A couple showed up late with frames from their dead hive. They were first-year beekeepers, starting the 2014 season with two nucs from a highly reputable, local beekeeper. They did feed sugar syrup early to help draw out the combs, and later in the summer, harvested eight gallons of honey from the two hives…not too bad for their first year!
The first hive died at the onset of cool weather; the second hive just died in early January. It had a very small cluster. Both hives were fed 2:1 sugar syrup following the harvest. No one in our group mentioned any possible link to feeding supplemental syrup; no mention of GMO sugar beets versus pure cane sugar. This group does not believe these are issues that affect bees.
First thought: not enough bees to stay warm. But this begs the next question: why the small cluster? These were Italians, known for large clusters, even carrying brood through the winter, even through a nectar dearth or low stores.
Next thought: bad queen. We didn’t feel the queen was the problem if she could raise an army of foragers to gather a harvestable crop of honey.
Was CCD, or Colony Collapse Disorder a possibility? Absolutely not. Wrong symptoms, and CCD is not a catch-all diagnosis for, “Beats the heck out of me.”
When asked about treatments for mites, they used ApiVar strips, per instructions, applied after the honey harvest in late September. Next thought: mite treatments too late. Maybe a good possibility.
The frames were nicely drawn out, filled with no visible eggs or larvae, so we ruled out any brood disease like AFB. The frames smelled normal, but did contain about a dozen, scattered, capped brood. Many cells contained ample pollen, but no honey stores.
About 100 yards away, a feral hive lives in an old wild cherry tree. One of the problems, we guessed, was the feral colony robbing out the hive, depleting the honey stores. But this might have happened as the hive dwindled in the last throes of death, and we would still expect to see more capped pupae.
With a toothpick from the church kitchen, I lifted the caps covering the pupae and carefully extracted several normally looking, fully developed worker bees. They were wet, so it was hard to discern anything, except to guess that humidity may have been a contributing factor.
But when I held the frame by the ears of the top bar and rapped the bottom of the frame on the table with the face of comb facing the table top, mites peppered the table top. We counted a dozen mites before giving up.
Now we had a better guess and it was mites. Lots of Randy Oliver’s work encourages a mite treatment before the population reaches critical and harmful levels. Something has to be done earlier, but with honey supers on the colony, options are few. Late treatments must be strong enough to drive down the population, but harsh chemicals also inflict collateral damage.
Our next best guess was perhaps the mites vectored a virus, which maybe the little nudge to push the hive over the cliff.
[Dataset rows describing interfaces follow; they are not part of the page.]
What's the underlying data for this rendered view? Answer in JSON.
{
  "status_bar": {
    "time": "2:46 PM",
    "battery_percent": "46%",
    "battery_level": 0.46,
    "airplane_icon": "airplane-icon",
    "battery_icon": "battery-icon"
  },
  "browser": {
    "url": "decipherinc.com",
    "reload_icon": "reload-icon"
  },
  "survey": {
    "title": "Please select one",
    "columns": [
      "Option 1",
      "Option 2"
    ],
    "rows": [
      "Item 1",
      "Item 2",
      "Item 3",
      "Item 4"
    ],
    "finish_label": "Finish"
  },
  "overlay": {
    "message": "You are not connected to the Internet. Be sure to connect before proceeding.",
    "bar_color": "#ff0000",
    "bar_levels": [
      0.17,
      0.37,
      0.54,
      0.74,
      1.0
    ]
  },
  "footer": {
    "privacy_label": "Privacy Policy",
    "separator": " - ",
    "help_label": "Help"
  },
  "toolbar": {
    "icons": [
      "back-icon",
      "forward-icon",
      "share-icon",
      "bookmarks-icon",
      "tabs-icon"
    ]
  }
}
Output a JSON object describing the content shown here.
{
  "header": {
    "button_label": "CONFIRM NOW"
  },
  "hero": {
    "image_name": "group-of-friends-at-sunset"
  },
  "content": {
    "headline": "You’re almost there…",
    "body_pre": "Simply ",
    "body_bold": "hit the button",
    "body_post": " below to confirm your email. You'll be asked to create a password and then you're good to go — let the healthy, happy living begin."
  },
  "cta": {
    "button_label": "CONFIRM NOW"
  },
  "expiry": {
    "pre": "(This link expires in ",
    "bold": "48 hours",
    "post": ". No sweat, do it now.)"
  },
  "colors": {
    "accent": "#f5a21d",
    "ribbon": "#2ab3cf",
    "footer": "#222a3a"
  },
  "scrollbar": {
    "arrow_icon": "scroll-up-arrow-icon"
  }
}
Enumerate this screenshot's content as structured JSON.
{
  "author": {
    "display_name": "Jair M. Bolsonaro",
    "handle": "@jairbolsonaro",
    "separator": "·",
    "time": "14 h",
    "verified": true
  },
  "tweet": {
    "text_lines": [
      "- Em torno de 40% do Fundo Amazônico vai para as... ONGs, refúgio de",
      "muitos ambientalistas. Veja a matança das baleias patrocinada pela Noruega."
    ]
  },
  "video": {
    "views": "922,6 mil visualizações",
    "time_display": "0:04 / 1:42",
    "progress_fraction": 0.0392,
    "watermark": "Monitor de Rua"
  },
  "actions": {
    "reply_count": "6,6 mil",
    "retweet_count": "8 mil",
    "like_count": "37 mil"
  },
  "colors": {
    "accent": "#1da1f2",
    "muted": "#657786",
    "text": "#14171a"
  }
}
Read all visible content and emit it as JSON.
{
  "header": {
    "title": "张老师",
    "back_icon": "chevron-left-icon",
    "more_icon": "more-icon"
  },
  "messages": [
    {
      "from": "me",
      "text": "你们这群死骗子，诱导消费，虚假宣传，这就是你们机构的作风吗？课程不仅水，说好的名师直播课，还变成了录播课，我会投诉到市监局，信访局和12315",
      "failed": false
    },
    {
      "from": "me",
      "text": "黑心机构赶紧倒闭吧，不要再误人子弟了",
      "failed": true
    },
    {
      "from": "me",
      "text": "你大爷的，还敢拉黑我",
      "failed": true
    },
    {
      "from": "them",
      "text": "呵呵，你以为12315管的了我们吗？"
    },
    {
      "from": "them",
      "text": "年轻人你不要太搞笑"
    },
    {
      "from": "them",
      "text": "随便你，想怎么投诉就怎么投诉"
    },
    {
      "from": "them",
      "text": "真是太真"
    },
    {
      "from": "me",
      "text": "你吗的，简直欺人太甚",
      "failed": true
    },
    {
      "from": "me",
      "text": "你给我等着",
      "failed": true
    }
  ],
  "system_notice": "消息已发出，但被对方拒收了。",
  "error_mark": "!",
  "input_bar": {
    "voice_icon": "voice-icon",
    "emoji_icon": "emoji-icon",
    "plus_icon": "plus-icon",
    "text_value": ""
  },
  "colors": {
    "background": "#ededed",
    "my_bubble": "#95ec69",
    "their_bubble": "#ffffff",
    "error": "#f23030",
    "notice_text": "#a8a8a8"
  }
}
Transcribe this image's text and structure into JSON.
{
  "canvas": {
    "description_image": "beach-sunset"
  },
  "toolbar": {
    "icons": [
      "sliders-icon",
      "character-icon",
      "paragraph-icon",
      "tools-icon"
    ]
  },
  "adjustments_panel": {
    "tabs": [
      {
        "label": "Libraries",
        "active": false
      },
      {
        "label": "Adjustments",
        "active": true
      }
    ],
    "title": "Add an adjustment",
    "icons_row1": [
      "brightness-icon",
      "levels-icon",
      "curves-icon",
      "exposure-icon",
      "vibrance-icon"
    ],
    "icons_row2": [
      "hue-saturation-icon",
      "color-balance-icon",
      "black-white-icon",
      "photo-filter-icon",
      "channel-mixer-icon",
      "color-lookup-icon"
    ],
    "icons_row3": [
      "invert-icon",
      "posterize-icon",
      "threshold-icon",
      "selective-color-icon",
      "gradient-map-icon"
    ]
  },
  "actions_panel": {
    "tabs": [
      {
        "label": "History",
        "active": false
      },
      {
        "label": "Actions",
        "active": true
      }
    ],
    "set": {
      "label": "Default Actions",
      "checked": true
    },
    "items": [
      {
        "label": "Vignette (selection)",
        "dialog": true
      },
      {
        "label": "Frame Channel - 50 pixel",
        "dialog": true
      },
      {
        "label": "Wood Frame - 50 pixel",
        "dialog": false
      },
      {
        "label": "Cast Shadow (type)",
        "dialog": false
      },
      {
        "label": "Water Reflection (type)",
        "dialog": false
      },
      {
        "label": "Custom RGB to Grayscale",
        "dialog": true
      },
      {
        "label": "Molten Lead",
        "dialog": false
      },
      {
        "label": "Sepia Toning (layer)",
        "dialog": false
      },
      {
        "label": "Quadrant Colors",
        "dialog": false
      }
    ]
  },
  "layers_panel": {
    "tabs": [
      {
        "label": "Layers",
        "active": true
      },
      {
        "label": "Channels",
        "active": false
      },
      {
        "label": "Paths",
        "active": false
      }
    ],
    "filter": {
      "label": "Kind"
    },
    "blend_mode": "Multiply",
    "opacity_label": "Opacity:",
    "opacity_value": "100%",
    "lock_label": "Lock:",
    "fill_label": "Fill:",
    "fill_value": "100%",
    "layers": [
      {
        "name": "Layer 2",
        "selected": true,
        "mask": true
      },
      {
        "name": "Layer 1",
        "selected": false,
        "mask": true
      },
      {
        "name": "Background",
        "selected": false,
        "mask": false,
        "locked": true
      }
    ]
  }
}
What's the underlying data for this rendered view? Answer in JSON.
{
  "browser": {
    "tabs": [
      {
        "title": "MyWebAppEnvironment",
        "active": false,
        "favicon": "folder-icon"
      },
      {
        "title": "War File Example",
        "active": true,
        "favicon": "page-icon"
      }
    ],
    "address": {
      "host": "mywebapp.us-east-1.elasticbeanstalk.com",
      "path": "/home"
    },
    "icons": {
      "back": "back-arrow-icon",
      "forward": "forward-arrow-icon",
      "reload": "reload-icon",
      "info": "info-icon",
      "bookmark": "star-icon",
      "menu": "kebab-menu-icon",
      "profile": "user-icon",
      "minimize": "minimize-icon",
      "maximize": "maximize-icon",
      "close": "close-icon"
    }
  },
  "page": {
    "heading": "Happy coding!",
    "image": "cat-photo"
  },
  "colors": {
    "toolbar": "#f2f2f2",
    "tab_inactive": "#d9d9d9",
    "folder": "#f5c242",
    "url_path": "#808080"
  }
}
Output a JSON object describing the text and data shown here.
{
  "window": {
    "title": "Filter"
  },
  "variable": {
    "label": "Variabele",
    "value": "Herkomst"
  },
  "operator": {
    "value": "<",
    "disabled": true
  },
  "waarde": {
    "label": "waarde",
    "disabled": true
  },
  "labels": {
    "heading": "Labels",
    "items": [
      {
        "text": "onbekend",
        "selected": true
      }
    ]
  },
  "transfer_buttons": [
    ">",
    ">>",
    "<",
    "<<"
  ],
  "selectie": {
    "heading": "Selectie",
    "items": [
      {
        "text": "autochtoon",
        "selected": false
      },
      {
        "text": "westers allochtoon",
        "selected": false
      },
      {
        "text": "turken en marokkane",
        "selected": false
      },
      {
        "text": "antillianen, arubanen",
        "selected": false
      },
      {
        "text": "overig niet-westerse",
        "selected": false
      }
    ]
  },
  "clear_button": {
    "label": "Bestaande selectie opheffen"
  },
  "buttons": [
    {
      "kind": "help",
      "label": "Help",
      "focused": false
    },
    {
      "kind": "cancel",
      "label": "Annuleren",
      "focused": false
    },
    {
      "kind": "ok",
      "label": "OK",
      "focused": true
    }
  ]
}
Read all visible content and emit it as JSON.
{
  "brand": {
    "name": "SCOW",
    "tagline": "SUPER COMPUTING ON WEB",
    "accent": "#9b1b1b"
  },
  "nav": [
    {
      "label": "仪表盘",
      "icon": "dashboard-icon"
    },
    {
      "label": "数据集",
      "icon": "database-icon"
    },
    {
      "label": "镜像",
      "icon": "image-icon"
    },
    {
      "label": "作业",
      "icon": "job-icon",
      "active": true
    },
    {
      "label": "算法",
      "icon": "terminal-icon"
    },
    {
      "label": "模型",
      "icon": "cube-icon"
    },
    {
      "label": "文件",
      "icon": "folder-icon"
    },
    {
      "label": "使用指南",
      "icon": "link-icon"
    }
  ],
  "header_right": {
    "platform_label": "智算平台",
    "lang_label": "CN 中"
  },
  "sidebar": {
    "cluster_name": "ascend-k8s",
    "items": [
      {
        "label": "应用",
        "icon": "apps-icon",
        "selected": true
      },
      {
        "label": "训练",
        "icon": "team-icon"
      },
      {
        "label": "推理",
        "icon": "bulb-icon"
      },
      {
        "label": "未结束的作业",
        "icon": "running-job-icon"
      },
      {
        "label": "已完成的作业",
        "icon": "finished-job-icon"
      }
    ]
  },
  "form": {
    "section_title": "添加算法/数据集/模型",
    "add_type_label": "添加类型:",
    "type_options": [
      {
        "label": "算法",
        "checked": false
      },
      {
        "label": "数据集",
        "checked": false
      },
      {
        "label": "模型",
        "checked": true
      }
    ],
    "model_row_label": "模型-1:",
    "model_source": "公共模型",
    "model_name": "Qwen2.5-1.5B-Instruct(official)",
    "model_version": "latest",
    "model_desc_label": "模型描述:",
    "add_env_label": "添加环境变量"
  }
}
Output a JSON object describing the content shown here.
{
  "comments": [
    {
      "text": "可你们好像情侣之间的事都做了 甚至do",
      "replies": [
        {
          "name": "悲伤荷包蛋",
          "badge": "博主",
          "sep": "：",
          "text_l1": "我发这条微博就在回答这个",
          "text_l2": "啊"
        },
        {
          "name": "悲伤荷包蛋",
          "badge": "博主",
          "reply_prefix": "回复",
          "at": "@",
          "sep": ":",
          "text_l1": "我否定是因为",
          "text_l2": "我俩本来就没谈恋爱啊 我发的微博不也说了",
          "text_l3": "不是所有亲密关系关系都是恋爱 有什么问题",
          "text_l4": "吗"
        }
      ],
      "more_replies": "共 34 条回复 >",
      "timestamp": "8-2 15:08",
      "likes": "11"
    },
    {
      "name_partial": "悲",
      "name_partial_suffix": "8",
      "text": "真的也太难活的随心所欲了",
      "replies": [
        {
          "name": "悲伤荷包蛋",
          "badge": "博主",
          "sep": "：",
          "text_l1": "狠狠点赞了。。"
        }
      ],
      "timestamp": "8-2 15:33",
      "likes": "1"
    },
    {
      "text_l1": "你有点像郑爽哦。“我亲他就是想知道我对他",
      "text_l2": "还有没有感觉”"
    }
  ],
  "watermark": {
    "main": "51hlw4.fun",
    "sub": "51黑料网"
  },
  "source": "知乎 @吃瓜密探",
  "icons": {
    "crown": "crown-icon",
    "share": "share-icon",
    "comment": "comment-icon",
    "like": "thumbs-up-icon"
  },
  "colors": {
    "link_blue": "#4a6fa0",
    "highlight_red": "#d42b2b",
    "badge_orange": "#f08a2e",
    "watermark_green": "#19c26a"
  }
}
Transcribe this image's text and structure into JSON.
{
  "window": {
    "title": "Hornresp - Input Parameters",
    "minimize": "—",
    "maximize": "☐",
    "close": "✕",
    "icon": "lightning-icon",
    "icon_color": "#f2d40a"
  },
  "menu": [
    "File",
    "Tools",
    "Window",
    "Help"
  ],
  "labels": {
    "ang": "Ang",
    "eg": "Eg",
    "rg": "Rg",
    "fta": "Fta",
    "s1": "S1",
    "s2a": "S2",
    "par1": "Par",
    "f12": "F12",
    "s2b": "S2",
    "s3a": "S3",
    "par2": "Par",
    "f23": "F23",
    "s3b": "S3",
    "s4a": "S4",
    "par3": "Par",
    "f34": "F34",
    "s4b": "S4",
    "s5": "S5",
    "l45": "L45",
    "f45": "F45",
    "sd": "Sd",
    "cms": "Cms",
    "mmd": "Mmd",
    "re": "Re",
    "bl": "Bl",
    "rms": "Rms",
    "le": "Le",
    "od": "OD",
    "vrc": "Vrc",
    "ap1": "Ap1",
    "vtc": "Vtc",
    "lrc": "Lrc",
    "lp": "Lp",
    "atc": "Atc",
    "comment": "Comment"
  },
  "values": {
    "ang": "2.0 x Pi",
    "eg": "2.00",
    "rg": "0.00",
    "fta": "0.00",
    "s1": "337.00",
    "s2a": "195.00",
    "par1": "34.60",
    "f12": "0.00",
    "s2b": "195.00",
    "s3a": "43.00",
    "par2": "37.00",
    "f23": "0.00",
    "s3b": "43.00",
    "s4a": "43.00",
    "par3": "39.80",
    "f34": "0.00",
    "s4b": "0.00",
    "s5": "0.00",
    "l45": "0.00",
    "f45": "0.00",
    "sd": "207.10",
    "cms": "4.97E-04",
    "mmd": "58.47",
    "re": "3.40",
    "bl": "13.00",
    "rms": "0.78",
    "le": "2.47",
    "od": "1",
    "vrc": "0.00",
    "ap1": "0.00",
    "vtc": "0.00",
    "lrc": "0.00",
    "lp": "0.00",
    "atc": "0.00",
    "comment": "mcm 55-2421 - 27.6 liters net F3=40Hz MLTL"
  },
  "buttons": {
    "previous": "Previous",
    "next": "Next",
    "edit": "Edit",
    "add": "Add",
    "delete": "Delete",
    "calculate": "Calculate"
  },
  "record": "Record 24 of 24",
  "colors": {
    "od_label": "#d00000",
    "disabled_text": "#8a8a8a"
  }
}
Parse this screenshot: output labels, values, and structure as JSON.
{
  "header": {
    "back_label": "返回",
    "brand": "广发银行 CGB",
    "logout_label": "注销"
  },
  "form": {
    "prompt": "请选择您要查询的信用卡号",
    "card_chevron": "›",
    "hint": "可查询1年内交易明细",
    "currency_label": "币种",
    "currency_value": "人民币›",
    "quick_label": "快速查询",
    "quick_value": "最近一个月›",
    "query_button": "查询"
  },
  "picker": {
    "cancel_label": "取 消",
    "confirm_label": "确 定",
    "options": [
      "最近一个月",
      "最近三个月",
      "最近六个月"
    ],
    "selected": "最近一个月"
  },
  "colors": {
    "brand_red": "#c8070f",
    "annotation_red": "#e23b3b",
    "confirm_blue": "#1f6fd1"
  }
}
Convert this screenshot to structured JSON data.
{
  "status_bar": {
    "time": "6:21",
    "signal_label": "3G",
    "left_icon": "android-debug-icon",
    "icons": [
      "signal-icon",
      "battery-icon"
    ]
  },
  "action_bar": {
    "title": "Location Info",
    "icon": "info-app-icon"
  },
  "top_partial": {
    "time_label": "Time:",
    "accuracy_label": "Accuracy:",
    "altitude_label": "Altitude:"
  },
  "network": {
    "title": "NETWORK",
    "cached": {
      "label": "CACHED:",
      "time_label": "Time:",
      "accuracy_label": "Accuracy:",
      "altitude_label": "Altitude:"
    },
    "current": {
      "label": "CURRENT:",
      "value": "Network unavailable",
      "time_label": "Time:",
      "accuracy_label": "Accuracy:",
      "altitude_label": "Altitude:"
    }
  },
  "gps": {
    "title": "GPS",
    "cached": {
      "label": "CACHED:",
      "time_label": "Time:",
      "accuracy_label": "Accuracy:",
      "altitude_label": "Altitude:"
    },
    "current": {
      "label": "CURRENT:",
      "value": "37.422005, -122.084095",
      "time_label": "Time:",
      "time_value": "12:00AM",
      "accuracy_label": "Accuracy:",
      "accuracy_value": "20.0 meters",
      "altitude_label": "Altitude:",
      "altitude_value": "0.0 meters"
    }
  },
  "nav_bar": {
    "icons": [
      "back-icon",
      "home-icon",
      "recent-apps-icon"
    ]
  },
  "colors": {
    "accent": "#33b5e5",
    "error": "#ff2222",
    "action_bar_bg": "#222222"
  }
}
I share this sliver of our meeting because I’m hearing of losses, especially with small clusters, even nice sized clusters freezing to death just inches from frames of capped honey.
We continue to face losses, which is no longer fresh news. But we also continue to look for answers such that we can keep on keeping bees, and find sustainable measures which encourage new beekeepers to keep their hives healthy and productive.
A possible resource to enliven your day and shed a little insights, especially if you’re feeling discouraged, is one of my recent publications: Sustainable Beekeeping: Surviving in an Age of CCD. It can be found at: https://www.createspace.com/4542110